***** MATERIAL SHOWN *****
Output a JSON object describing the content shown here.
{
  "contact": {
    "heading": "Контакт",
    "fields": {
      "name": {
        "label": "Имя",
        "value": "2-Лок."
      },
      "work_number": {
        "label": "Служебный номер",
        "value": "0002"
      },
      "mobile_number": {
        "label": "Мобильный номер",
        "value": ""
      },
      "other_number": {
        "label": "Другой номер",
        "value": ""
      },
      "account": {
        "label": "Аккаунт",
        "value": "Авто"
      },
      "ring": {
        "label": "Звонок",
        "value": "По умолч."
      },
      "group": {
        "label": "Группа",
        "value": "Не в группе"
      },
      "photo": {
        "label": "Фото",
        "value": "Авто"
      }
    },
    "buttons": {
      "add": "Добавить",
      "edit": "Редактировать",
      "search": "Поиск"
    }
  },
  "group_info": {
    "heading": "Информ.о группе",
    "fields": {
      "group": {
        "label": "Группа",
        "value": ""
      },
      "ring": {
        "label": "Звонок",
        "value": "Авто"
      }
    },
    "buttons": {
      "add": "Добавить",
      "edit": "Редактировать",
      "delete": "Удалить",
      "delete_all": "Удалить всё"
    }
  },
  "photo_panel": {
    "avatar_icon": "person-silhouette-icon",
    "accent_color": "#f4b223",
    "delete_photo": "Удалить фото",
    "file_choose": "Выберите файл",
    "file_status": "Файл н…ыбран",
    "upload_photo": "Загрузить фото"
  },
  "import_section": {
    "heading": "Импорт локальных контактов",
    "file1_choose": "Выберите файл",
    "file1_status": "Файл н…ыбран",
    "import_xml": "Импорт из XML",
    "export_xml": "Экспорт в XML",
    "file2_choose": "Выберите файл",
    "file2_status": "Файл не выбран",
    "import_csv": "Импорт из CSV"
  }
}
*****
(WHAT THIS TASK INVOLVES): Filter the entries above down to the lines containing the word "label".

(TASK RESULT):
        "label": "Имя",
        "label": "Служебный номер",
        "label": "Мобильный номер",
        "label": "Другой номер",
        "label": "Аккаунт",
        "label": "Звонок",
        "label": "Группа",
        "label": "Фото",
        "label": "Группа",
        "label": "Звонок",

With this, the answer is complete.